##### Extracted data #####

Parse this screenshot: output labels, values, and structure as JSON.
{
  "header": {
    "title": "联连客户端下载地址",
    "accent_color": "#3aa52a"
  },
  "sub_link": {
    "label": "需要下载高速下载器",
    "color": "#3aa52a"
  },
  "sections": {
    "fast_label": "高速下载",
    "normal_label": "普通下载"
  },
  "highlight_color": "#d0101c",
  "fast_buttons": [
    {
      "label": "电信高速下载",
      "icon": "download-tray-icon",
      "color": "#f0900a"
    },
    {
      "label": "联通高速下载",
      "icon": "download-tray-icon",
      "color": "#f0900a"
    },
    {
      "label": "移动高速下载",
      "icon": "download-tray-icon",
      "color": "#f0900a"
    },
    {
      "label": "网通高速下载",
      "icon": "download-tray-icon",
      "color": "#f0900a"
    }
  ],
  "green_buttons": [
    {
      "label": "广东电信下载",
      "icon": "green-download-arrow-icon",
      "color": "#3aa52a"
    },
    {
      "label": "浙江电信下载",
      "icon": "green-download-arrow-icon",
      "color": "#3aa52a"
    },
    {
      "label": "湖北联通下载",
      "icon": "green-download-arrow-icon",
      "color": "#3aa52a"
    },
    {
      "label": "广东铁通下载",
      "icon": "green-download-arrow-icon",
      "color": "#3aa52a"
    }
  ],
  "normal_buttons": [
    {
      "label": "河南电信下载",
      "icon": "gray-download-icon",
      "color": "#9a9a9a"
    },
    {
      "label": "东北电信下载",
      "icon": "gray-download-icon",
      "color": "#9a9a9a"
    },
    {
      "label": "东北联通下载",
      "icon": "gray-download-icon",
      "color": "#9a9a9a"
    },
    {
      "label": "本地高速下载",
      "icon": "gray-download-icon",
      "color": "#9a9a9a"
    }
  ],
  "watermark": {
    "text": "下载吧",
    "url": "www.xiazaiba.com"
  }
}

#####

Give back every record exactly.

Parse this screenshot: output labels, values, and structure as JSON.
{
  "header": {
    "title": "联连客户端下载地址",
    "accent_color": "#3aa52a"
  },
  "sub_link": {
    "label": "需要下载高速下载器",
    "color": "#3aa52a"
  },
  "sections": {
    "fast_label": "高速下载",
    "normal_label": "普通下载"
  },
  "highlight_color": "#d0101c",
  "fast_buttons": [
    {
      "label": "电信高速下载",
      "icon": "download-tray-icon",
      "color": "#f0900a"
    },
    {
      "label": "联通高速下载",
      "icon": "download-tray-icon",
      "color": "#f0900a"
    },
    {
      "label": "移动高速下载",
      "icon": "download-tray-icon",
      "color": "#f0900a"
    },
    {
      "label": "网通高速下载",
      "icon": "download-tray-icon",
      "color": "#f0900a"
    }
  ],
  "green_buttons": [
    {
      "label": "广东电信下载",
      "icon": "green-download-arrow-icon",
      "color": "#3aa52a"
    },
    {
      "label": "浙江电信下载",
      "icon": "green-download-arrow-icon",
      "color": "#3aa52a"
    },
    {
      "label": "湖北联通下载",
      "icon": "green-download-arrow-icon",
      "color": "#3aa52a"
    },
    {
      "label": "广东铁通下载",
      "icon": "green-download-arrow-icon",
      "color": "#3aa52a"
    }
  ],
  "normal_buttons": [
    {
      "label": "河南电信下载",
      "icon": "gray-download-icon",
      "color": "#9a9a9a"
    },
    {
      "label": "东北电信下载",
      "icon": "gray-download-icon",
      "color": "#9a9a9a"
    },
    {
      "label": "东北联通下载",
      "icon": "gray-download-icon",
      "color": "#9a9a9a"
    },
    {
      "label": "本地高速下载",
      "icon": "gray-download-icon",
      "color": "#9a9a9a"
    }
  ],
  "watermark": {
    "text": "下载吧",
    "url": "www.xiazaiba.com"
  }
}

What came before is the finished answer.